I don’t expect miracles from Sue Bradford’s law change but hopefully, in the next few decades, we might see a shift in attitudes toward children in this country. It doesn’t help when issues are poisoned, and people like Christine Rankin are applauded for polarising the debate. It’s not simply a case of leftie versus rightie; Commie versus Christian. Jesus said suffer the little children to come to me, but Family First backs a father who allegedly repeatedly pushed over his little boy on the rugby field.
Loving smack? No such thing. How about hateful hug? And finally, consider this. Within marriage, rape was once legal between man and wife because marriage was taken as consent. Imagine we were campaigning to change the law, and those who opposed the amendment had written a referendum question which asked: “Should forced sex as part of a good marriage be a criminal act?”
June 24, 2009
KERRY WILLIAMSON on his Dominion Post blog, says he would like to think that he will never smack his new-born baby boy – ever.
“No matter how mad I get when he acts up, I just don’t want to be that kind of parent. No matter how loud he screams, no matter how big a tantrum he throws, and no matter how much he ignores me, I don’t want to smack him,” he writes.
He’s also annoyed that the government has legislated to this effect saying: “I’d like to think that parents should be able to parent however they want. I’d like to think that parents are responsible, caring and considerate towards their children. I can’t imagine that not being the case. “

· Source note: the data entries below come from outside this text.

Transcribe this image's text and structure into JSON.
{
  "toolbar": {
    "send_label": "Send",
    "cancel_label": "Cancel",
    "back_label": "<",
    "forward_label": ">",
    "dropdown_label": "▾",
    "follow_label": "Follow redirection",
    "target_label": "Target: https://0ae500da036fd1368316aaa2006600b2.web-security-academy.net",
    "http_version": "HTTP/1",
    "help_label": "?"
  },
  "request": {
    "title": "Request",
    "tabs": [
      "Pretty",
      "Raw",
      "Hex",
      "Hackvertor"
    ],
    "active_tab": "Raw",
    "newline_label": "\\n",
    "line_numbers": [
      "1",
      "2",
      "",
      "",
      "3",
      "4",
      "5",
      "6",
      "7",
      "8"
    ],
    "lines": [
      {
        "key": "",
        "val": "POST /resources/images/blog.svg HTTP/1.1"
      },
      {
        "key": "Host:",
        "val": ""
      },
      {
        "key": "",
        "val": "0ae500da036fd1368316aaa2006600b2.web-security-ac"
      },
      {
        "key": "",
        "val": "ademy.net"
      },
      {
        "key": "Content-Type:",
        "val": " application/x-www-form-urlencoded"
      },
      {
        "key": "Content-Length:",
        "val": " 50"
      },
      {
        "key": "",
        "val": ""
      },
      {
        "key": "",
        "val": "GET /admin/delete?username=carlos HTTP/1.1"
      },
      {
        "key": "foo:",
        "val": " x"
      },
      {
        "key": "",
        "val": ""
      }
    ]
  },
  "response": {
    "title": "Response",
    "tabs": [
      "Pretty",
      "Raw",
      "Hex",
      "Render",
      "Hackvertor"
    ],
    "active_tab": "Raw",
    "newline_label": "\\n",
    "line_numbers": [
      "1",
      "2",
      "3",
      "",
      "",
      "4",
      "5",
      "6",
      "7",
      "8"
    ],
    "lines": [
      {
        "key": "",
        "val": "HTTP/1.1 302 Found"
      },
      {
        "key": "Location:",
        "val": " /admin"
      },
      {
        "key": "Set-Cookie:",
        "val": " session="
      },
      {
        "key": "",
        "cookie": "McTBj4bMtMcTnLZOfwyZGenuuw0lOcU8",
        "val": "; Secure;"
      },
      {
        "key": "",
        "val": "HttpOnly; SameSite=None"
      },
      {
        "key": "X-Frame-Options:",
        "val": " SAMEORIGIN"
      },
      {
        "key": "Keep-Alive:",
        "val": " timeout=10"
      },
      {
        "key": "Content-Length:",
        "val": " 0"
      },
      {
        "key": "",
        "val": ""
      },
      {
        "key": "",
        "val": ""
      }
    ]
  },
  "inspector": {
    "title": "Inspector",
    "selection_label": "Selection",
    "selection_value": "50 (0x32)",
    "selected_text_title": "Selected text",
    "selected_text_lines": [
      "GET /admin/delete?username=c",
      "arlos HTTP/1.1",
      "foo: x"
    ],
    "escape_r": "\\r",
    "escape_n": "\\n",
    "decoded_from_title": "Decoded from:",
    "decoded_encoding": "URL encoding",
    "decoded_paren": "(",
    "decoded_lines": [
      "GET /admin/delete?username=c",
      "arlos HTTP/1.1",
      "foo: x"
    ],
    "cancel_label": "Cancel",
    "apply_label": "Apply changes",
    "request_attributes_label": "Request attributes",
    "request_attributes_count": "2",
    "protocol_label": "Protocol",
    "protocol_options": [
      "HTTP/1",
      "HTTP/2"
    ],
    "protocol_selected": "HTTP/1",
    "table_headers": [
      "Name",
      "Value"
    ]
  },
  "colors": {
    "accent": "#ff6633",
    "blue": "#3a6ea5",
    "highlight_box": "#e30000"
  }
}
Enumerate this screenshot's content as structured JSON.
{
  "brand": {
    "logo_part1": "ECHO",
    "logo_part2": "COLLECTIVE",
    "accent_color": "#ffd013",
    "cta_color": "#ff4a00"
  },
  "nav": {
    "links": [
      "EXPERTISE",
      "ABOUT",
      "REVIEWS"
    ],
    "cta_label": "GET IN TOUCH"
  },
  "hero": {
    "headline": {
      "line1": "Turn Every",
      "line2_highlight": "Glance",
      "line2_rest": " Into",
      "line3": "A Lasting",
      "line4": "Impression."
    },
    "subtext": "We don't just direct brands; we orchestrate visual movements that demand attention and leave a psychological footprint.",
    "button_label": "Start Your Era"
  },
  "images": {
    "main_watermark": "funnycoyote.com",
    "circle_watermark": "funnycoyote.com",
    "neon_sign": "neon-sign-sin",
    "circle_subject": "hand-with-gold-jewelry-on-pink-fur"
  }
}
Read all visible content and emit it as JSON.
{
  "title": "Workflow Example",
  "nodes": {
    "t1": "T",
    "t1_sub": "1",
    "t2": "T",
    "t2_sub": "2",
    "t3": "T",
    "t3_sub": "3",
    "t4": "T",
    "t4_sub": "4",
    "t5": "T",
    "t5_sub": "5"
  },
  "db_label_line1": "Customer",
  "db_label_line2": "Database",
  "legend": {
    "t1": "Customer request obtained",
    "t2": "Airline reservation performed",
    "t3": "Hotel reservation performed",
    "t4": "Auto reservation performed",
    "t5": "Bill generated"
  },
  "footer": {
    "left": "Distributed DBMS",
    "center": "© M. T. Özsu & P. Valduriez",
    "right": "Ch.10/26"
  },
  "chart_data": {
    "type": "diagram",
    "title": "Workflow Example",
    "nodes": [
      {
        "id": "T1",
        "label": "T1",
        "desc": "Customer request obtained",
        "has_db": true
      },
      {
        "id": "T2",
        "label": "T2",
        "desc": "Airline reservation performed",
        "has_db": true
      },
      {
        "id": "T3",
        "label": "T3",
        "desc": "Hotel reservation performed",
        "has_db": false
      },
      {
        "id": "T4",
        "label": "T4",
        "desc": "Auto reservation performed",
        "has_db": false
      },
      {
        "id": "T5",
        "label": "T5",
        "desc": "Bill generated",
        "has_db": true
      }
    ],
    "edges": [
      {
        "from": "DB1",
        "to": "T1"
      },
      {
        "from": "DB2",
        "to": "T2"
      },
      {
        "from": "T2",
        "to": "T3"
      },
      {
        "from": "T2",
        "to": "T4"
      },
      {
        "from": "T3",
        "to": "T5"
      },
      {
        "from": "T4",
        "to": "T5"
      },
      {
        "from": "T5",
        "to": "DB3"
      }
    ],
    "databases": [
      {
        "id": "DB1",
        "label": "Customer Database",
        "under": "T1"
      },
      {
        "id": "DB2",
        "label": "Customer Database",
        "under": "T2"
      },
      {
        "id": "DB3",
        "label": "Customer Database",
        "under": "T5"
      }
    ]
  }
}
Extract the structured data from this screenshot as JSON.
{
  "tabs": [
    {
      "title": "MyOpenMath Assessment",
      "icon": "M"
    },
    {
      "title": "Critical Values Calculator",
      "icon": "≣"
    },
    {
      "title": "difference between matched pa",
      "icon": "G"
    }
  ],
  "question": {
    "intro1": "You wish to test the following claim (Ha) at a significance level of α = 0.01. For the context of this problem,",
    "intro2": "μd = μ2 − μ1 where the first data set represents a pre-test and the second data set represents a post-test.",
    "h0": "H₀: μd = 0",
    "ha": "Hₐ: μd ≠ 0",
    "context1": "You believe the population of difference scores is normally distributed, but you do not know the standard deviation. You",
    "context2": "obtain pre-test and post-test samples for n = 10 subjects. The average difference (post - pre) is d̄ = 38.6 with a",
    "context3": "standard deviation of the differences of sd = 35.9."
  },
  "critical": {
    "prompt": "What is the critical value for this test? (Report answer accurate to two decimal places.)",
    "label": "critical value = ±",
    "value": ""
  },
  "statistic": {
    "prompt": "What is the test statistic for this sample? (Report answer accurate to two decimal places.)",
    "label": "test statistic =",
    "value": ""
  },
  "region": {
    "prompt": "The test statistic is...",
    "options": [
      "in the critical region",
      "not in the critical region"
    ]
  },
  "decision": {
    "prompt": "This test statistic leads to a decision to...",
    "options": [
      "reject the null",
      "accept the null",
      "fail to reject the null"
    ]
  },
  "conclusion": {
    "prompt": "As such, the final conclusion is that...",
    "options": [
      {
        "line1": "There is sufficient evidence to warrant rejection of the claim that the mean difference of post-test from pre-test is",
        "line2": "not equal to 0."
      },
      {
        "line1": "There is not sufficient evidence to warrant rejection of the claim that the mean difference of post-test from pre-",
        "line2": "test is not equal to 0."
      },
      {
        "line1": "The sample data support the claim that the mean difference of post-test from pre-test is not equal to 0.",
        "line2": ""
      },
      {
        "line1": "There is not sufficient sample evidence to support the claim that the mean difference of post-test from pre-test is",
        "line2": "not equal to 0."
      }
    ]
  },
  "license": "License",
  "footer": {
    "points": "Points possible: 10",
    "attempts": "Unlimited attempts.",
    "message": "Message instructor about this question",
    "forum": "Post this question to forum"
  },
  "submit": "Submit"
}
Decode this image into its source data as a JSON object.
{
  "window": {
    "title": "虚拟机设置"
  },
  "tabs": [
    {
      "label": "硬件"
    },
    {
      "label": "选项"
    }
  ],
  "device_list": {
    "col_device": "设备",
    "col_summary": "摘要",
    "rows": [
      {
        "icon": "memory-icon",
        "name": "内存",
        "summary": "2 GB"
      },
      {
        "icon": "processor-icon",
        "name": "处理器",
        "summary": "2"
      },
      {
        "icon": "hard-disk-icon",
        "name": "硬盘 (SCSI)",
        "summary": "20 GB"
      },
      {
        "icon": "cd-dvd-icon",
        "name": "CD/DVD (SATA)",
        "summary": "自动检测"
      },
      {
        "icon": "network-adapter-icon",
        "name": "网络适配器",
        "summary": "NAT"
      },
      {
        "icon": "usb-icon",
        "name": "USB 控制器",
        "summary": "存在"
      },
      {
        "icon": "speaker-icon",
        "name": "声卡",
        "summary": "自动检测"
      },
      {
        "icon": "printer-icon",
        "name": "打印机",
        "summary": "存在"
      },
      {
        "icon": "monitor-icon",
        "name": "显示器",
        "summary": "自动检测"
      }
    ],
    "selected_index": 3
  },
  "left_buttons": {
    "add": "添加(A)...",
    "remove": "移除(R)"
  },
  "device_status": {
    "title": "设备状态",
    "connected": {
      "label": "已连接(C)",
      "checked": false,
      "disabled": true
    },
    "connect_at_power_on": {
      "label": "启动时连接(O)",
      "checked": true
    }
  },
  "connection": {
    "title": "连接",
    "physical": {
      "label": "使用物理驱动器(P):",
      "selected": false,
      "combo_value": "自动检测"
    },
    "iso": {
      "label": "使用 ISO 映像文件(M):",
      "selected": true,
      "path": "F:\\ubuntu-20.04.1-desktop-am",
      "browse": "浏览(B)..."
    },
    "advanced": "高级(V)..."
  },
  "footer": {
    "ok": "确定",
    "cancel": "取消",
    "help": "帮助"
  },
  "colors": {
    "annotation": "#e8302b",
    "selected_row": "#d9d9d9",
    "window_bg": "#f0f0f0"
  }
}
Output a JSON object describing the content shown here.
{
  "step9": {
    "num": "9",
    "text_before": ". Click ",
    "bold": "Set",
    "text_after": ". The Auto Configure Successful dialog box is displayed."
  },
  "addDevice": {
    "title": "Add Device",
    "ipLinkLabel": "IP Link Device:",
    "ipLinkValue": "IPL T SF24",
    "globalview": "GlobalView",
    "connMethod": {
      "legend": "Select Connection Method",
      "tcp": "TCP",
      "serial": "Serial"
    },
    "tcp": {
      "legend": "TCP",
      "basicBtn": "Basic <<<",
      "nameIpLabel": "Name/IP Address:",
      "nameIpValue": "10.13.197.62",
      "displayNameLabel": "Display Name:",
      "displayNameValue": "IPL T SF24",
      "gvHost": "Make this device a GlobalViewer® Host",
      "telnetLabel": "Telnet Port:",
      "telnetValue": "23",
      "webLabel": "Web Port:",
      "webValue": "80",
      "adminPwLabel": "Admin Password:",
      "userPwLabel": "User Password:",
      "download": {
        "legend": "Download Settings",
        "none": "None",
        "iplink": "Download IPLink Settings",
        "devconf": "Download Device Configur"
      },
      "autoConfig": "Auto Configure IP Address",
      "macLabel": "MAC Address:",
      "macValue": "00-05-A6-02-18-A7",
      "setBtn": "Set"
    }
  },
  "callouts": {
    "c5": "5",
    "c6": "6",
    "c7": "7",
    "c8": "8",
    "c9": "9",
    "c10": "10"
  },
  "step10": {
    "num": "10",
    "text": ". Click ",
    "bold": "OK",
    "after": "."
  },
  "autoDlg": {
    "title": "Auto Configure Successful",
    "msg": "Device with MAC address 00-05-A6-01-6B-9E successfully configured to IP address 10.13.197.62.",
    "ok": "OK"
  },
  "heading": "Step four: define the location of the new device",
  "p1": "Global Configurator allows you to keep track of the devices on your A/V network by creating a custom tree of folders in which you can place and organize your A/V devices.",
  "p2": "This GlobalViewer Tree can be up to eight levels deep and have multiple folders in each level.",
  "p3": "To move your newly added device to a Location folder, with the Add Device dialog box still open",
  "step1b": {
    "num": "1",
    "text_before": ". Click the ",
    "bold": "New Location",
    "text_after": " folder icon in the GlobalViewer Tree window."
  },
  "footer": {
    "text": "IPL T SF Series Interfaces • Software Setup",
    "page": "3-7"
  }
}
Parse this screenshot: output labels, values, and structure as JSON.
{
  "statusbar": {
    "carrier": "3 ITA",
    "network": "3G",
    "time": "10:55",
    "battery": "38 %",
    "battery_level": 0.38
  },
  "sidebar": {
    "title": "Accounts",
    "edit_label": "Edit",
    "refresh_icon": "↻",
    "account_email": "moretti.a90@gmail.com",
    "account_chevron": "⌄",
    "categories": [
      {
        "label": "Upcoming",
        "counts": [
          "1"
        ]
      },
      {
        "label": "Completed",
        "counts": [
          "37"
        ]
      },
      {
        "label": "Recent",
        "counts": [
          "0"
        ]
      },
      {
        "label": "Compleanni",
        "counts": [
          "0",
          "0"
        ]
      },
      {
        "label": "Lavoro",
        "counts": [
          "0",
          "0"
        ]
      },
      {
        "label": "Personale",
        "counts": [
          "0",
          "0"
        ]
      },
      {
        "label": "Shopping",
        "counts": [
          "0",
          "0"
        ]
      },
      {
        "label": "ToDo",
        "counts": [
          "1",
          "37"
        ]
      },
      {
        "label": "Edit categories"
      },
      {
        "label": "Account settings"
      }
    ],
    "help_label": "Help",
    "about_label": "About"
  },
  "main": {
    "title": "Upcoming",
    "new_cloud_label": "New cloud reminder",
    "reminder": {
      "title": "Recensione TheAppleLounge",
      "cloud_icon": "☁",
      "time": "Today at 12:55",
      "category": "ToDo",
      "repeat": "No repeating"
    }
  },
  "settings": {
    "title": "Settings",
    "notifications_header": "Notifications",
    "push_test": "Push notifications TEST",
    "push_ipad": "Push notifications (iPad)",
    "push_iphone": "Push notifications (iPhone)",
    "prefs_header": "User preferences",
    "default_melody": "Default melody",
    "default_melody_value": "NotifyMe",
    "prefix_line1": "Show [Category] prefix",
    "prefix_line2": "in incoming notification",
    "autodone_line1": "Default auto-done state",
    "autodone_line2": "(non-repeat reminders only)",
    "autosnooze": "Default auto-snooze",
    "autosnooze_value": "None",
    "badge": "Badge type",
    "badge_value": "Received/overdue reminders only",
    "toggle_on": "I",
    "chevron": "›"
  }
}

However, he says, the reality is not so nice nor easy and goes on to cite numerous and terrible cases of child cruelty in New Zealand meted out by parents who believe in physical punishment.
June 21, 2009
Deborah Coddington (New Zealand Herald, June 21, 09) decries the “dastardly” referendum in her regular column saying it was organised “by grown men who should know better”.
She says there is no such thing as a “loving smack, just as there is no such thing as a hateful hug” adding that it was no wonder children were “not valued as individuals in this country, but instead as some sort of chattel belonging to adults”
“We do not own our children,” she says, “a fact that has yet to be driven home to those selfish individuals who fight their way through the Family Court over who has the offspring, ensuring any remaining family happiness is destroyed forever.”
She goes on to argue that she doesn’t see a future in NZ for treasured children nor respect for their presence.
She admits she gave little thought to the issue until 10 years ago when she wrote about the death of James Whakaruru and realised how “normal it was for discipline to include beating children”
She concludes asking how we would react if the question was: “Should forced sex, as part of a good marriage, be a criminal offence in New Zealand?”